Privilege: a special right, advantage, or immunity granted or available only to a particular person or group of people.
Privilege is a topic that is often mentioned in discussions of racial issues and gender based discrimination. But what exactly does it mean to be privileged and have privilege? I watched this video earlier in the week and I wanted to share it with you all.
This video helps understand what privilege is in a visual manner. It’s heartbreaking to see some people ahead of others. Privilege is measurable and is mostly unearned and unappreciated.
What kinds of privileges do you have? Take this quiz and (if you’re comfortable doing so) let me know where you score. I fall under the “quite privileged” category with 72 points of 100. What did you score?
Since last week’s post was a little heavy, I decided to lighten it up a little bit with today’s post. Remember a few weeks back when I mentioned that I absolutely love Buzzfeed? Well, I really do, and when they post articles like this, that love just grows stronger.
I grew up on Disney Channel Original Movies, so when a friend sent me a link to a post that Priya Krishna and Kate Taylor at Buzzfeed wrote entitled, “50 Disney Channel Original Movies, Ranked By Feminism” I knew I would love it. I think my favorite one in the list is probably “Kim Possible: So The Drama”, because Kim is a bad*** and, well, Ron is adorable. Which movie on the list was your favorite?
This has been an interesting week for me. My Facebook feed has been inundated with posts about Caitlyn Jenner and her transformation. I have friends who think she’s a hero and I have “friends” who think she’s a “representation of everything that is wrong with this country”. I am a cis-gender individual. I have no idea what it’s like to feel uncomfortable in my own skin because the gender I was assigned at birth doesn’t match the way I feel inside. I don’t know what it’s like to have to hide my true identity for fear of being attacked and possibly killed.
What I do know, is that everyone deserves respect and love. Everyone deserves to feel like their life has meaning and that they are important. Everyone deserves to live an authentic life.
I strongly encourage you all to read this excellent article by my most favorite Feminist website, Everyday Feminism, “10 Things Trans Activists and Allies Need to Remember That Have Nothing to Do With Caitlyn Jenner”. Learn how to be a better ally, teach others how to do the same. At the end of the day, go intersectional or go home.
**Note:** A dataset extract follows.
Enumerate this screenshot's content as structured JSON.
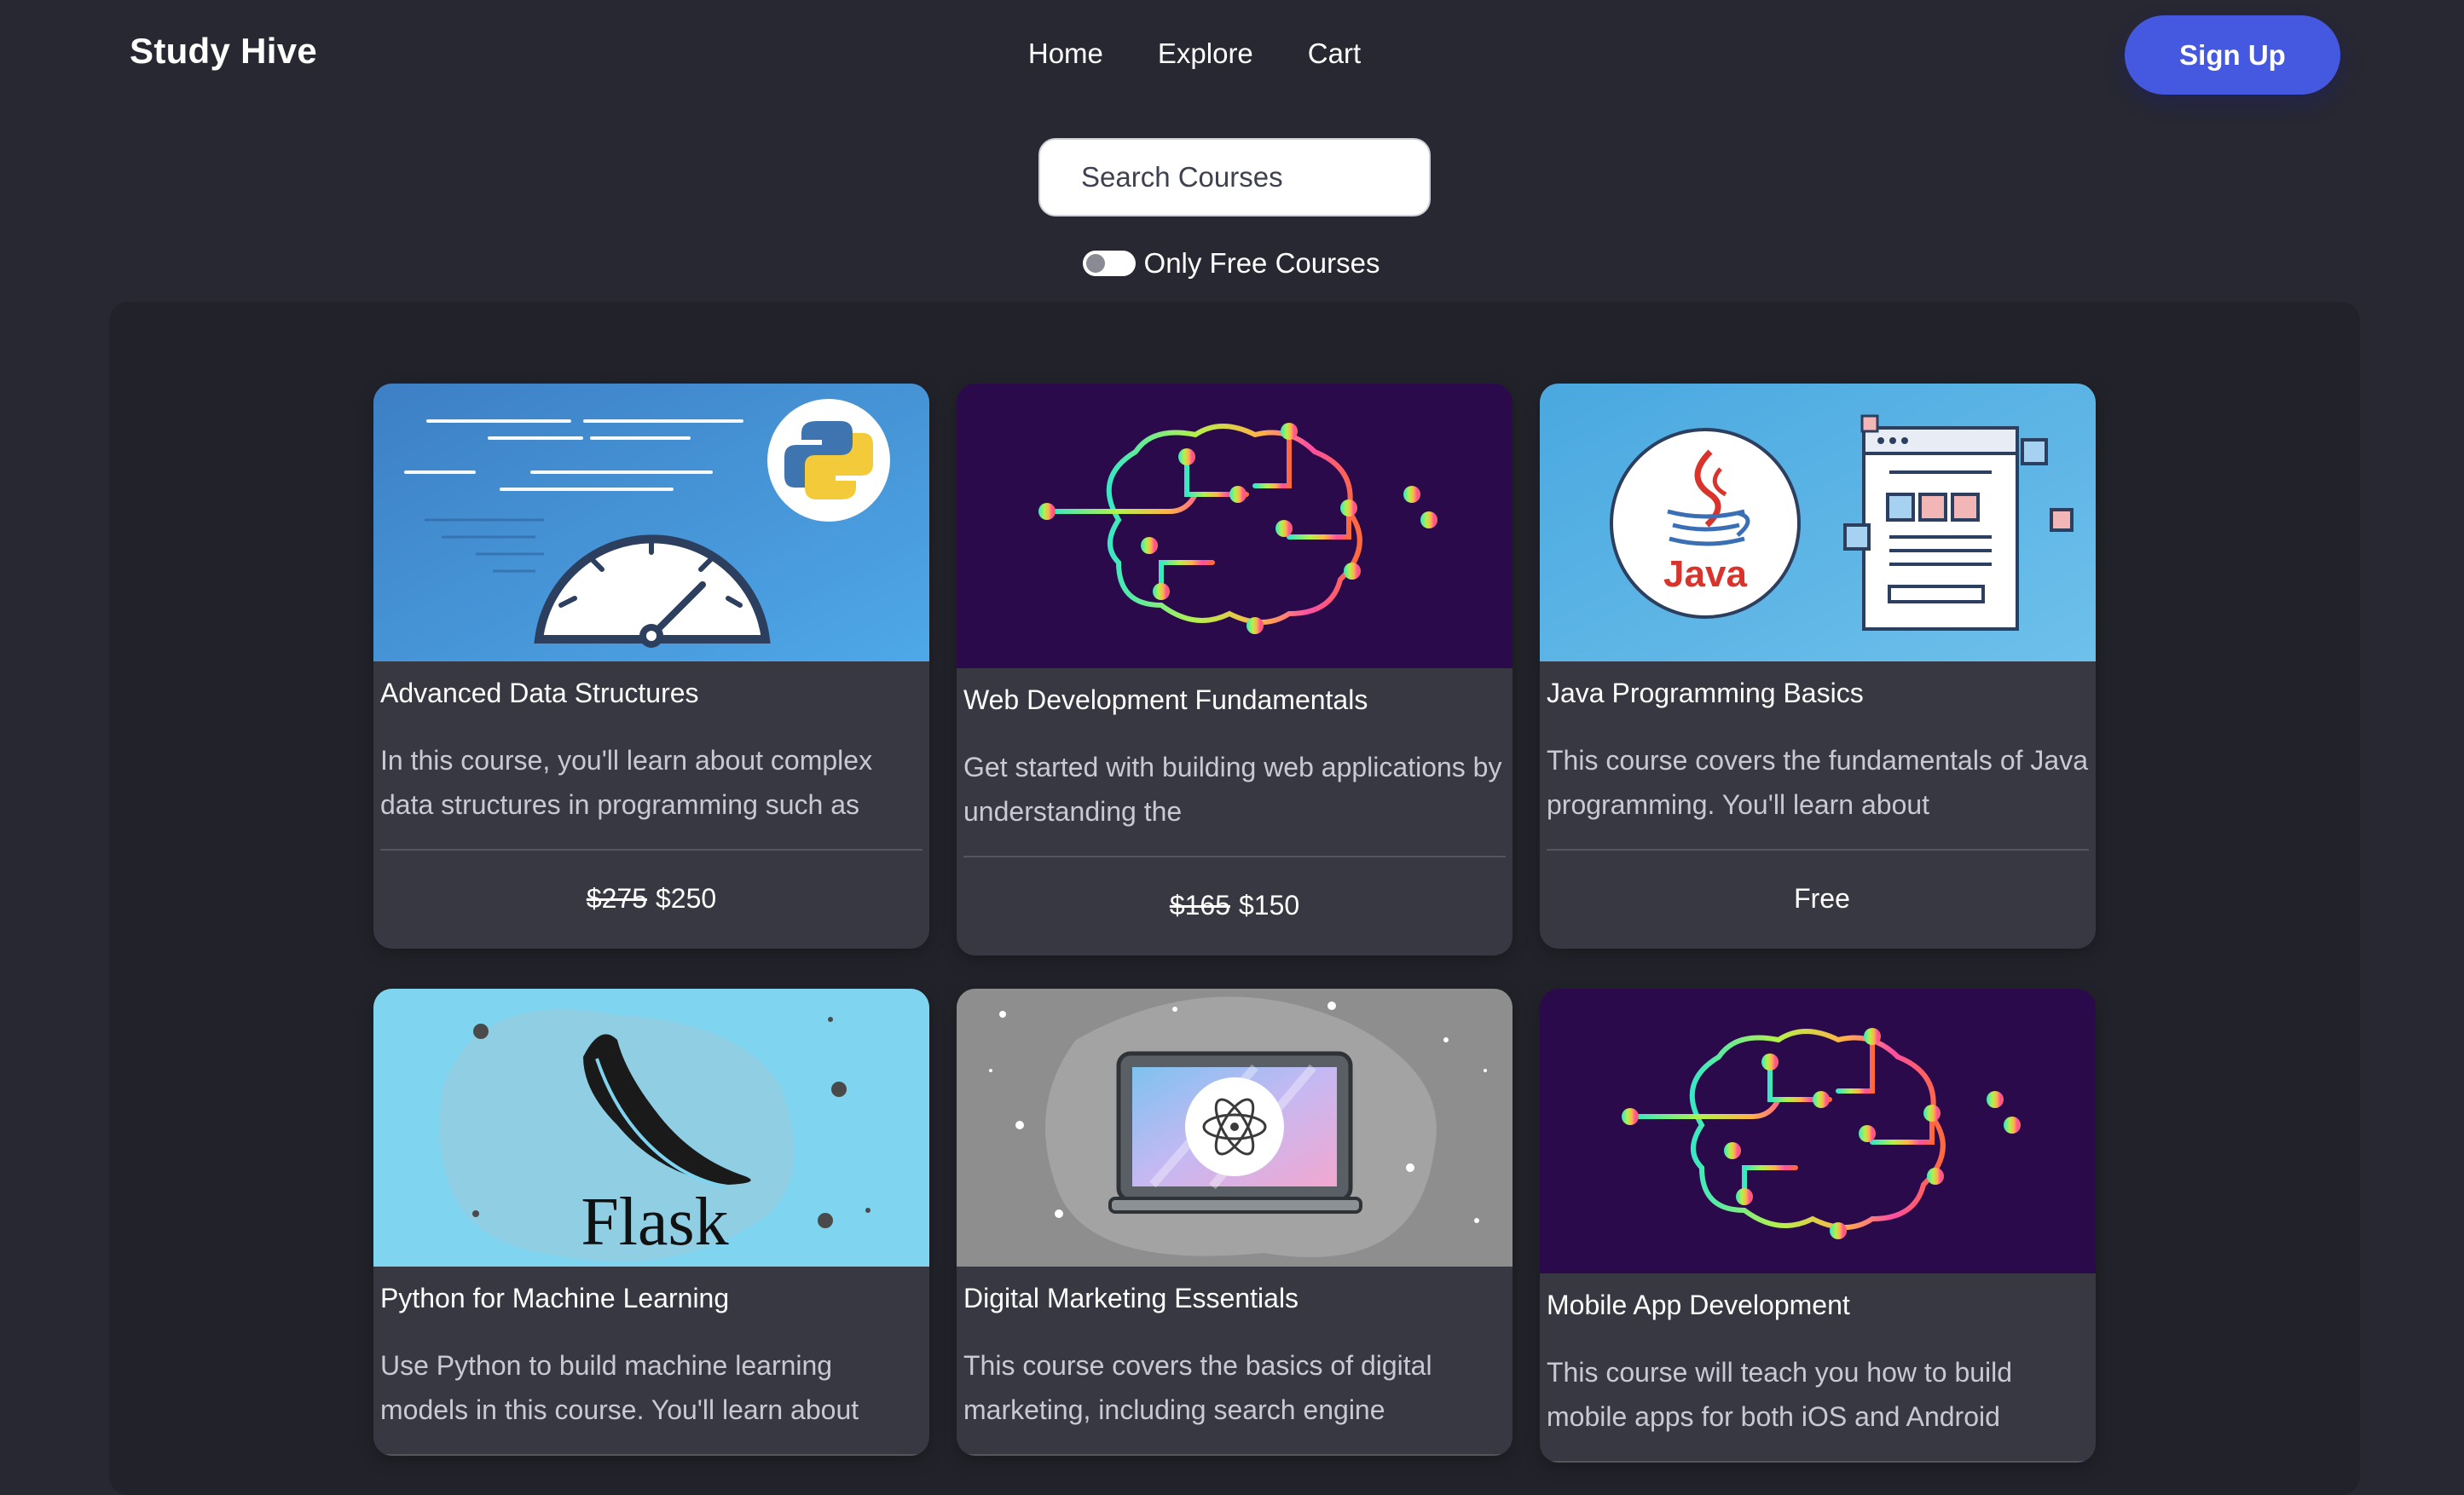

First, let me introduce myself. My name is Camille, I’m 23 years old, and for the first 22 years of my life, I considered myself to be an anti-feminist. Strange, I know. My old college roommates can probably recall many conversations where I would start off saying, “I’m not a feminist BUT…” and then start to rant about how it’s ridiculous women aren’t paid the same wages as men for the same jobs, how absurd it is that women are often discouraged from re-entering the workforce after they have children, how upsetting it is that women are often blamed for their own rapes and assaults. I know now that I was always a feminist at heart, I just didn’t truly understand what feminism meant. Growing up, feminism was a dirty word, a word spat out angrily by my parents in reference to women they did not like and movements they could not agree with. “Women going to college to get a degree? How absurd! Women go to college to get married, that’s the whole point of higher education! Those darn feminists are trying to ruin families. Who will think of the children!” I grew up thinking that feminists were bra-burning, man-hating, angry, shrill women, always asking for some sort of social justice I couldn’t quite wrap my head around. Weren’t women in the US better off than women in other countries? Why did they need to petition for rights? I had certainly never felt disenfranchised for being of the female sex, what were these women whining about?
It seems funny how little I understood then about a movement I now embrace with pride. I’m not sure if my awakening started when I took an American poetry class and feel in love with Sylvia Plath and Adrienne Rich. If it was when I poured over Virginia Woolf’s “A Room of One’s Own”, or if it was when I was told by the ward clerk of my small, LDS student ward that I had “spent too much of the budget” on my wildly successful Relief Society activity. I’m not sure if I can pin down the exact moment when I went from being the girl who said, “I’m not a feminist BUT…” to proudly rocking my “Smash the Patriarchy” tank top at the gym; all I know is that now, I’m a feminist and I can never go back to my old ways of thinking; the paradigm shift has happened, and I’m better for it.
My goal with these blog posts is to shed light on what it means to be a feminist in a time where, on the surface, things look good for women. We can vote, have jobs and own property. Birth control and access to other reproductive health services are being made readily available. Third-Wave Feminism is tricky to navigate but it is very much worth the fight. I’m excited to be writing this weekly blog post. I hope I can help buoy up my fellow feminists with positive and thought provoking posts, and maybe help a few more men and women join the cause.
I will leave you with the words of the amazing and powerful, Gloria Steinem. “The future depends entirely on what each of us does every day; a movement is only people moving.”